Mary. Wow, what a question – and one that must be the number one topic among authors at the moment!
I’ve been writing romantic fiction for six years now and in that time, publishing has changed beyond recognition.
Right now, the scene is changing almost by the week.
I’d hate to see bookstores disappear. I love them. If you’ve been to London, I’m betting you went to the West End where there are some amazing specialist book shops. In fact, I’d had afternoon tea with my agent in Covent Garden earlier this year and she pointed me in the direction of a small side street rammed with book shops. Some knew her personally and one had hosted a signing for one of her authors.
They all specialized in a niche – such as hardbacks, travel, antiquarian, second hand etc.
There’s nothing nicer than coming across an unexpected bookshop in a small town crammed with interesting books, hand-picked by an owner who knows you by name. But that pleasure is becoming increasingly rare in Britain.

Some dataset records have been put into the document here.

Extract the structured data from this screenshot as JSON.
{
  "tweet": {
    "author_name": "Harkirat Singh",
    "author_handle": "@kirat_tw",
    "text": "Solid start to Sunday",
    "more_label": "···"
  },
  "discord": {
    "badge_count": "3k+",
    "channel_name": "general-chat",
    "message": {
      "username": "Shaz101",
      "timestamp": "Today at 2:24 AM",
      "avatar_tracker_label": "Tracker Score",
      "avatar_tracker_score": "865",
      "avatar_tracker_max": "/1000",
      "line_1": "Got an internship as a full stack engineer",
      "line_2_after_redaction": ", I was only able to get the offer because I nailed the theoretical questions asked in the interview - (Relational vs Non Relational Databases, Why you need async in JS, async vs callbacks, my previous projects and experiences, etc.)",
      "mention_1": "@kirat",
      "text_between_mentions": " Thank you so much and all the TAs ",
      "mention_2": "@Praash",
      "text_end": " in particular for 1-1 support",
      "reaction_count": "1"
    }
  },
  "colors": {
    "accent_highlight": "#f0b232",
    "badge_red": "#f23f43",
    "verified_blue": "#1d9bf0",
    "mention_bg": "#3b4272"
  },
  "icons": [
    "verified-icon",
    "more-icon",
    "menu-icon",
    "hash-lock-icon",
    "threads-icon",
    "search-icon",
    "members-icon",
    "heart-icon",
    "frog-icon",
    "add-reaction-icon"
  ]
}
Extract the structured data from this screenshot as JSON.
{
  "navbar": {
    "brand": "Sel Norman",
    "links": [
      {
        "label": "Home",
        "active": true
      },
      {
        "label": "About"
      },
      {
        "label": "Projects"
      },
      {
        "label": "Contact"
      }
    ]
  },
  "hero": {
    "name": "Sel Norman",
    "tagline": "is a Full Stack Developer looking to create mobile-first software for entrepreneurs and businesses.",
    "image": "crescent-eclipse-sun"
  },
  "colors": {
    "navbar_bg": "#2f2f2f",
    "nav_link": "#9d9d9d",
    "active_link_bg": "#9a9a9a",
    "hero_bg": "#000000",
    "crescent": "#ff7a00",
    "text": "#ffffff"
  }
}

I think browsing a bookshop is an ‘experience’ that can never be replaced online, like shopping for a new outfit or decorative object for your home. There’s nothing like leafing through print, getting a recommendation for a new writer from knowledgeable staff or choosing a gift book for someone special.
And of course, you can’t hold a signing or meet authors personally in cyber space.
As an author, however, we have to reach out to readers in any and every way possible. Don’t get me wrong; I love seeing my books in stores but think this is a moment of huge opportunity for writers and booklovers.
The rise of e-books and online book retailers has meant that all my books are available and will never go ‘out of print’. Then there’s the chance for authors to upload their backlists onto e-sites.
Statistics are flying about all the time. Only last week I heard a report that said when people buy a Kindle they triple their book purchases thereafter. That has to be good news (just don’t start me on the subject of book piracy…)
The globalization of bookselling has given publishers the chance to reach a worldwide audience in a way that was once undreamed of.
I’m not a bookseller; I don’t know what the answer is to saving the book store beyond the old ‘use it or lose it’ adage. As writers and readers we need to keep on visiting bookstores for the main reason we love them: to enjoy a hands-on rather than virtual ‘experience’.
What do readers think? Do you still love getting books from the store or are you an on-line convert?
I would like to thank Phillipa for stopping by and don’t forget to read my review and enter to win your own copy of her latest: Wish You Were Here.